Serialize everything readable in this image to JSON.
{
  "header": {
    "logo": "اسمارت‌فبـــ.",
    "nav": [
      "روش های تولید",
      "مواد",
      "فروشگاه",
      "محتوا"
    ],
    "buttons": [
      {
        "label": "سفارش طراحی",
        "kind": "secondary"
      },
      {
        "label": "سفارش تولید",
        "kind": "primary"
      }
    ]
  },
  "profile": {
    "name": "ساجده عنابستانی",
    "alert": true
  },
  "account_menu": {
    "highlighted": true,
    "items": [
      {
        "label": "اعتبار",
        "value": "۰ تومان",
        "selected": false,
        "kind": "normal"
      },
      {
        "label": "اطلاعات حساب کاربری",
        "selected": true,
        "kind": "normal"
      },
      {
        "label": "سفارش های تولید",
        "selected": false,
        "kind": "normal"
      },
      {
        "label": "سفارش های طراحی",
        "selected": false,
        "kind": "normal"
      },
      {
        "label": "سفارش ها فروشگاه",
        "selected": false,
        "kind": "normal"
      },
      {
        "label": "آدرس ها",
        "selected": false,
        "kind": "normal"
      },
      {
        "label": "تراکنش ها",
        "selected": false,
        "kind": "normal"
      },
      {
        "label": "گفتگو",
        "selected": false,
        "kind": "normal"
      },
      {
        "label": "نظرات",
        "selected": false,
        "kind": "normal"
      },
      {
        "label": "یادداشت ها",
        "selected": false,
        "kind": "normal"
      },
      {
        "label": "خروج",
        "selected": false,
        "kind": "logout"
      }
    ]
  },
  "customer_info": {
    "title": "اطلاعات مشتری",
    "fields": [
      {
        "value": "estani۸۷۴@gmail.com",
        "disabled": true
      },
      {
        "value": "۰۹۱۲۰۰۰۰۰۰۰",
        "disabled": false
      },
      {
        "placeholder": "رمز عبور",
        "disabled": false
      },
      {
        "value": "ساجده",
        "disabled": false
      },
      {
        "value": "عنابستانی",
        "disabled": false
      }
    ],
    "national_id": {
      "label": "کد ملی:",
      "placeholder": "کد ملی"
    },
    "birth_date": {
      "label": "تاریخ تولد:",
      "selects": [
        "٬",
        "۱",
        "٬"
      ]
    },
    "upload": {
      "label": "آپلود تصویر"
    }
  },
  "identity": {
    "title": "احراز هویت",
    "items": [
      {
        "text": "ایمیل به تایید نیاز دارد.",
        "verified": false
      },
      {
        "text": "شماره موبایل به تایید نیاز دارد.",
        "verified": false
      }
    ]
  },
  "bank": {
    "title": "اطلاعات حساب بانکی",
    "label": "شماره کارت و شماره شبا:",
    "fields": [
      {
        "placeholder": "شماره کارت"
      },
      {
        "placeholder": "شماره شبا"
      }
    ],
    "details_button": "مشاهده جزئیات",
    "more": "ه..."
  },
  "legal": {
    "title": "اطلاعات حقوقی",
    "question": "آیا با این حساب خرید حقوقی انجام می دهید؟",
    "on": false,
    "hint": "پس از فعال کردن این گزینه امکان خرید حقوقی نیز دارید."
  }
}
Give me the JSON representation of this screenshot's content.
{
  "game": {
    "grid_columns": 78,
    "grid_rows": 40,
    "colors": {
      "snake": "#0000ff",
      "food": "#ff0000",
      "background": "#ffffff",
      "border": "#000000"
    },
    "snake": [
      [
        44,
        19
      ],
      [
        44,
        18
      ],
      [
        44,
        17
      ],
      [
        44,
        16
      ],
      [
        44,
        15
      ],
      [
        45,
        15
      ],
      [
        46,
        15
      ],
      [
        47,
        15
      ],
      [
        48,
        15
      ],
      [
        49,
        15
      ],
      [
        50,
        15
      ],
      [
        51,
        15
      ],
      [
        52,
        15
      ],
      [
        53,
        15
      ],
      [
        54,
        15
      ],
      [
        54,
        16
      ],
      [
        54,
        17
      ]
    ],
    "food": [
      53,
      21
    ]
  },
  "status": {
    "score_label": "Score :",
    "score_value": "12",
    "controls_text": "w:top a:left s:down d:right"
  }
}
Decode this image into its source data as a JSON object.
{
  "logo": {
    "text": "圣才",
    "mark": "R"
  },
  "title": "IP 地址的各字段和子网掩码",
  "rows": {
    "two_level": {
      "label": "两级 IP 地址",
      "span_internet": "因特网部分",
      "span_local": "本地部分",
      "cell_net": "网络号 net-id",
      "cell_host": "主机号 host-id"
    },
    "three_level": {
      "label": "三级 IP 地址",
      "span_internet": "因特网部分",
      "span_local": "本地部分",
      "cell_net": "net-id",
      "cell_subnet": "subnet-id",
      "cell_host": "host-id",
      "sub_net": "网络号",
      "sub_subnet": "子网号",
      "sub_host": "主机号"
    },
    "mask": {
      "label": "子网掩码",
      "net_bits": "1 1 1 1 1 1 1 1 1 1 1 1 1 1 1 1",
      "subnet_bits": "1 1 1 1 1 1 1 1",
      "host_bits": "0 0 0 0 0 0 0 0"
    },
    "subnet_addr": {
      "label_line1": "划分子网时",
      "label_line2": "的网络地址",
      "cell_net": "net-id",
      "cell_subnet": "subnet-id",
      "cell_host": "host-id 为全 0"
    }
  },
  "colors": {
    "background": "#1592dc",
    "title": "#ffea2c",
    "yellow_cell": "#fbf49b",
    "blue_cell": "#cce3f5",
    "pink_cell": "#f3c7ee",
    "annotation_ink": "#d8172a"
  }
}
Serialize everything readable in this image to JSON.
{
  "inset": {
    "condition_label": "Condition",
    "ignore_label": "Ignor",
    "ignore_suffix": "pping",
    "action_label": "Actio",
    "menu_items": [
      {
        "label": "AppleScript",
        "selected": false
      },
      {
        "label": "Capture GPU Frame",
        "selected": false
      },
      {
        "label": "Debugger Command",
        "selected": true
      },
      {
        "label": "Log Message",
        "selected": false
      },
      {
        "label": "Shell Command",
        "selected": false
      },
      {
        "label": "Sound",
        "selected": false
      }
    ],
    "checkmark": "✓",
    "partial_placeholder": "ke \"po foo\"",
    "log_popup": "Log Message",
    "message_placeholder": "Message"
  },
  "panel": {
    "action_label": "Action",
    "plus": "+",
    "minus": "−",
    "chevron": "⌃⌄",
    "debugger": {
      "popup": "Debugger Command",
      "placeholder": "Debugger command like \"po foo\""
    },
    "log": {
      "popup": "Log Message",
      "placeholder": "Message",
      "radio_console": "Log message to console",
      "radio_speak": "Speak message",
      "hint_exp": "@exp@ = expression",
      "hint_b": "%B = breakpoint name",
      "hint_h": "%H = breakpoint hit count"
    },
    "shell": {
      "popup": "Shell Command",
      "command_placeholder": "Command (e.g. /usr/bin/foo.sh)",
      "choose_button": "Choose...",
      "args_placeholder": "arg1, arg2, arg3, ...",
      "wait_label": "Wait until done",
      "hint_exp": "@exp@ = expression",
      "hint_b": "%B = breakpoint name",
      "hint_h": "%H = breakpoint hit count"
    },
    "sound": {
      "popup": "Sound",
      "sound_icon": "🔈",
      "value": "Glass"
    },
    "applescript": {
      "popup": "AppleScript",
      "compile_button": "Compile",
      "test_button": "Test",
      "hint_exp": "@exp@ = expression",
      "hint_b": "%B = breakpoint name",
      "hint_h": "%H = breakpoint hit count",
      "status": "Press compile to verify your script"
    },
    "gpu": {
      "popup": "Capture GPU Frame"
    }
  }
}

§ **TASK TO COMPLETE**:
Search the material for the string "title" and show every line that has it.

§ **WRITTEN RESPONSE**:
    "title": "اطلاعات مشتری",
    "title": "احراز هویت",
    "title": "اطلاعات حساب بانکی",
    "title": "اطلاعات حقوقی",
  "title": "IP 地址的各字段和子网掩码",
    "title": "#ffea2c",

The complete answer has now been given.